    The studies have described that Candida non-albicans are considered as remarkable pathogenic agents of OPC, and among them, C. tropicalis and C. glabrata are known as major strains that may replace C. albicans as the greatest causing agent of this infection [20], [21]. It has been shown that Candida infections among the cancer patients are commonly caused by C. albicans, followed by C. tropicalis and C. glabrata in terms of importance [22]. We showed that C. albicans (53.3%) was the most species responsible for OPC and C. tropicalis (21.66%) and C. glabrata (15%) were the second and third species which are consistent with data in other studies.

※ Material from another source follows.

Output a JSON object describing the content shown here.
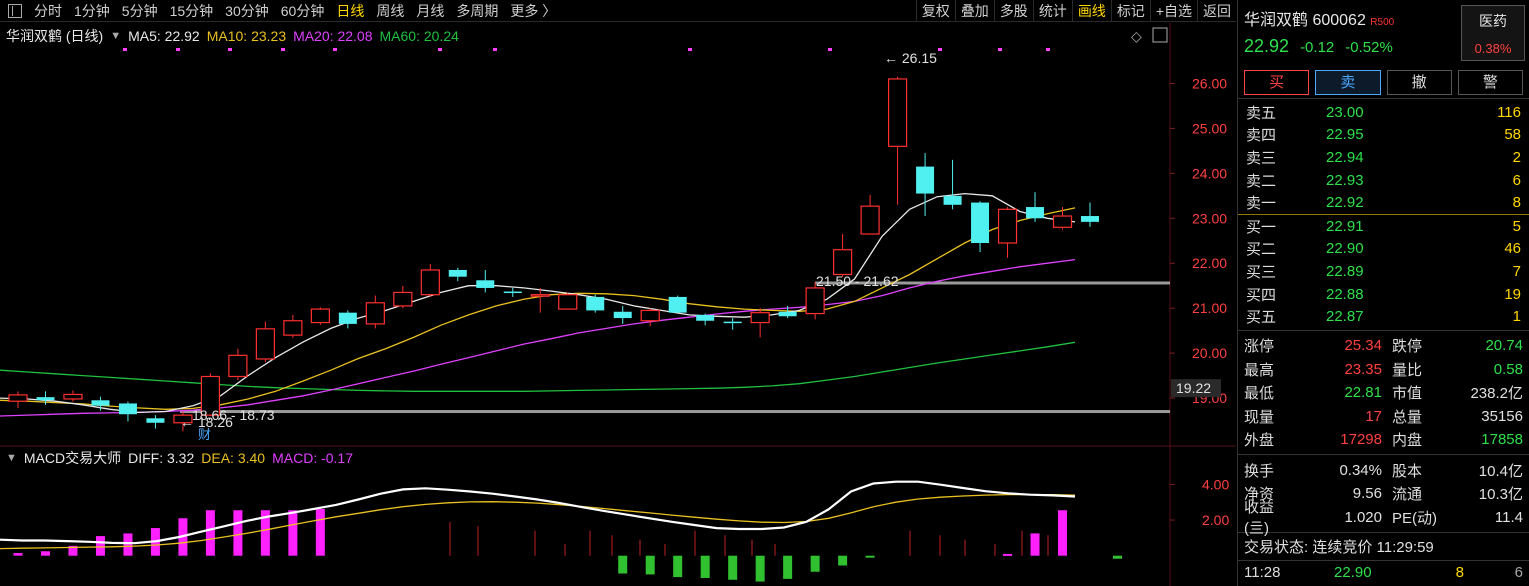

It has been demonstrated that factors including the abuse of broad-spectrum 2-D08 along with the high consumption of immunosuppressive agents are accelerating the increase of C. tropicalis and C. glabrata infections [23], [24]. The studies have shown that Pichia spp. was capable of causing infection alone and without other Candida species [25]. In this study, we isolated two Pichia species with no other Candida species from two patients. The details of Pichia species identification and antifungal susceptibility were mentioned in Table 3. Biofilm formation is one of the important virulence factors of Candida species. Previous studies have shown that the strains that are able to produce more biofilm are more virulent and can cause severe Candida infections depending on the patient ꞌs immunosuppression level [26]. Our data showed that all of the 58 Candida isolates investigated here had the ability to form biofilm. Among them, 57 isolates were high producers and even 48 isolates of them revealed biofilm formation ability over standard strain C. albicans ATCC10231. Only one isolate was in low producer scoring. It has demonstrated that biofilm formation ability of C. tropicalis species is higher than other species [13]. In our study, all of C. tropicalis isolates showed high biofilm producing (4+) specification. The studies showed that there is strong relationship among pathogenicity and phospholipase and proteinase activity of Candida spp. [15]. Our results showed that proteinase activity were detected in all of the Candida isolates and the most of Candida isolates were capable of phospholipase production. The studies on the phospholipase production in Candida spp. have shown that phospholipase activity is variable in C. tropicalis species. Samara et al. and Yu et al. demonstrated that there was no phospholipase activity in C. tropicalis strains under their studies [27], [28]. However, other studies reported phospholipase activity in C. tropicalis isolates. Jiang et al. showed that just 31 isolates of 52 clinical C. tropicalis had phospholipase activity with a low production of the enzyme [29]. In another study, on 29 strains, low or no phospholipase activity in clinical C. tropicalis isolates were revealed [30]. We showed that 2 isolates (15.33%) out of 13 isolates had no activity, 3 (23.07%) isolates showed low activity and 8 (61.55) isolates had high phospholipase activity (Table 4) which the rate of the activity of this enzyme was higher than previous reports. The literature reveals that there is no strong evidence to declare that one specific antifungal agent is superior to other drugs for treatment of OPC [17]. The antifungal resistant species of Candida isolates have been on the rise in recent years. Despite many studies which have revealed that fluconazole resistance is increasing among C. albicans and non-albicans isolates that colonize or cause OPC infection [31], [32], [33], fluconazole, is the most common antifungal that is broadly used in OPC cases. This azole-based drug is extremely effective and is well tolerated by the patients [34]. We showed that (Table 3) the sensitivity of Candida non-albicans isolates to fluconazole was 57.13%. Meanwhile, the sensitivity of C. albicans isolates to fluconazole appeared 37.5%, which was the most among other antifungals. Furthermore, the resistance of Candida non-albicans isolates to itraconazole, ketoconazole, amphotericin B and fluconazole were 85.71%, 89.28%, 69.28% and 42.85%, respectively.